A: I believe that the problem is the lack of general practitioners. With the current telecommunication systems, including television, internet, and cellphones, it is not necessary to have specialists all over the country as consultations can be provided by general physicians who may request specific information from remote specialists. The institute integrates several telemedicine classrooms to provide remote consultations and conferences. The main thing to focus on is educating the general population and providing them the way to change their habits and prevent diseases. Educating physicians on the available resources and the best way to use them is a crucial element of our work. Because nutrition is a complex issue, it requires long and sophisticated solutions, not just more specialists.
Q: What are the profiles of your university collaborators and your students?
A: We are collaborating mainly with UNAM, since our residents are incorporated to UNAM’s training programs. For undergraduate studies, we are collaborating with the Panamerican University, La Salle University, Anahuac University, Tecnológico de Monterrey, and the Autonomous University of Nuevo Leon (UANL), among many others. Through the years, the institute has searched for the best ways to select its residents. Now, just to be eligible for our admission tests, a student’s grades have to be within the top 10% of his or her university. Every year, we receive about 500 requests that comply with this requirement. All undergo a written examination and personal interviews with several members of the institution. From this demographic, we select a total of 160 residents. We focus on selecting committed and involved doctors interested in teaching and doing research. This allows us to select the best students to improve our human resources.
Q: Besides education and innovation, on what other areas do you focus to improve public healthcare in Mexico?
A: Our responsibility as an institute is to develop healthcare models that can be incorporated into the health system. For example, chronic non-transmittable diseases such as diabetes mellitus, hypertension, and chronic renal damage cannot be cured, only managed. As such, they require attention not just from one doctor or specialist but from several over the patient’s entire life. The previous system required a patient to have frequent 15-30 minute consultations with several specialists over the course of various days, and our new model provides integral care where patients receive several consultations one day over the course of six hours. After four monthly medical visits, the patient is fully aware of his or her disease, and prepared to manage it without constant sessions. Further consultations, are only required once a year. This model has been highly successful and it has even been incorporated to other hospitals. There is a similar need to change these models for other diseases, such as leukemia and lymphoma. While the INCAN is responsible for dealing with these diseases, our responsibility is creating novel models of care.
Q: How do you approach research and innovation within the institute?

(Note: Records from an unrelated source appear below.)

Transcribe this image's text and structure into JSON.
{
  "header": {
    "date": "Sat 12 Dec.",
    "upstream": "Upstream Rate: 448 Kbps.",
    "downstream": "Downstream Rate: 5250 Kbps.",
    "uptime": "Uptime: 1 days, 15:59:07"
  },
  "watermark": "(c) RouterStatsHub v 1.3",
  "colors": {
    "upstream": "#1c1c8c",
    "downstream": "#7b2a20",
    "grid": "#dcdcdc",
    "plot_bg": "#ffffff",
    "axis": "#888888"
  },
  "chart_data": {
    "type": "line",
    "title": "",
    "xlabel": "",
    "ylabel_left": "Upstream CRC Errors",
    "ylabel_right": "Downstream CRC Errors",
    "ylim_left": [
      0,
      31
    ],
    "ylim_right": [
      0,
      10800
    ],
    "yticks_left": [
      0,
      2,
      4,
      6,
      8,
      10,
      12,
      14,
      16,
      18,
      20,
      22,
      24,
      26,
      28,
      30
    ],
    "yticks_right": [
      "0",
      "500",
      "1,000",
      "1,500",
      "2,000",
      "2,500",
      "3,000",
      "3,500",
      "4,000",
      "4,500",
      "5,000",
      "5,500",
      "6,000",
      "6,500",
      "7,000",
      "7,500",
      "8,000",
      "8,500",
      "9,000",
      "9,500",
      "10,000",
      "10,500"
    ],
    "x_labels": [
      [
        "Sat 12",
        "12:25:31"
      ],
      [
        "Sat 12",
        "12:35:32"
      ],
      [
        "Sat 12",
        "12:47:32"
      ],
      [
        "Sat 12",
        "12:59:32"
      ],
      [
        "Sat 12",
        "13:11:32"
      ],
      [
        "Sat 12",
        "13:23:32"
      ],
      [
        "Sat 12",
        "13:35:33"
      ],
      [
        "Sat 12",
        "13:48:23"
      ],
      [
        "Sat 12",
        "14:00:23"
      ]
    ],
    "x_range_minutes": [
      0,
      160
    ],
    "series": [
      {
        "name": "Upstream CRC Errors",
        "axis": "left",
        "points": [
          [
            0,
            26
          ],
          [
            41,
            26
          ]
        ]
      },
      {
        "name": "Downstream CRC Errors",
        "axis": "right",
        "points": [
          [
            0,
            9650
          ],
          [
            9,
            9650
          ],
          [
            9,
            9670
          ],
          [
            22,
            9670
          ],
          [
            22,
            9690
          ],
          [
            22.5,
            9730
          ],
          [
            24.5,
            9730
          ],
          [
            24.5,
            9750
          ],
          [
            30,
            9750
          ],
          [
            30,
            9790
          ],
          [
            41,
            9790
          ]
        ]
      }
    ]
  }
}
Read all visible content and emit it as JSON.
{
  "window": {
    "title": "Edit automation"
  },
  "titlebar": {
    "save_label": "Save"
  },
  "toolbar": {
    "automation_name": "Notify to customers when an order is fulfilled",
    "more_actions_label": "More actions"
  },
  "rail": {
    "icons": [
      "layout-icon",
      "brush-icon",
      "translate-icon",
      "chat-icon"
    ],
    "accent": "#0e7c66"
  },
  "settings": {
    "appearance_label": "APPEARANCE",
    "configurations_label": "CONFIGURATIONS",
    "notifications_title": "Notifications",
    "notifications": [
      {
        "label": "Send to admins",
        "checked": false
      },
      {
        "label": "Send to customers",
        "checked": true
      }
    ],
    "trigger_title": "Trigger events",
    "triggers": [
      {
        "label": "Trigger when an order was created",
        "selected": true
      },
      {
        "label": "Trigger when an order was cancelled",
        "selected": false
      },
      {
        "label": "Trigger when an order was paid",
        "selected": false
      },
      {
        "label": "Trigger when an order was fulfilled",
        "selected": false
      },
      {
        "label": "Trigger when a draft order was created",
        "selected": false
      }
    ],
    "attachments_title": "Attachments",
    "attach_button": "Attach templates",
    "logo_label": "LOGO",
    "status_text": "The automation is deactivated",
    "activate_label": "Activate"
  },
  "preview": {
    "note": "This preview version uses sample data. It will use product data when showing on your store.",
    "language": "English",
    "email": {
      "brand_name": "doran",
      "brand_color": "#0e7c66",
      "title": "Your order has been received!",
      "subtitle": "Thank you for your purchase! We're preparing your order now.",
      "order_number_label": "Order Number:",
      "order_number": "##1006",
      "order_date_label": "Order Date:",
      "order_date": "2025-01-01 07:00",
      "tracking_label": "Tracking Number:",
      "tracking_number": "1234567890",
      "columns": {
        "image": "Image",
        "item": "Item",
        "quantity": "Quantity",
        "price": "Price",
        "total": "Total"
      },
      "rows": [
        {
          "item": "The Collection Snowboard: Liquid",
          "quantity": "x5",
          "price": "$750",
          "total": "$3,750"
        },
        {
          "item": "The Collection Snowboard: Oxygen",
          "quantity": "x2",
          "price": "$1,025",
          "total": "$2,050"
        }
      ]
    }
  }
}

A: Medicine requires the cooperation of all the national and international institutions to keep up with the latest developments in research and education in order to provide the best care to patients. In September, we will have a training program for doctors so they can update their knowledge on internal medicine. For example, in the area of Hepatitis C we are working with the newest direct antiviral agents that are able to cure the disease instead of just managing it. In this case, we are bringing a researcher who developed one of these medications. In the area of anesthesia, there is a new concept called pain- out, which mitigates post-surgery pain, for which we are also bringing researchers involved in the development of this new technique. For this program, we always identify 15 global leaders in their respective fields to share their knowledge on generating new ideas. We also plan to continue with the Cathedra Salvador Zubirán, which aims to bring to Mexico foreign researchers interested in working and living here for a year.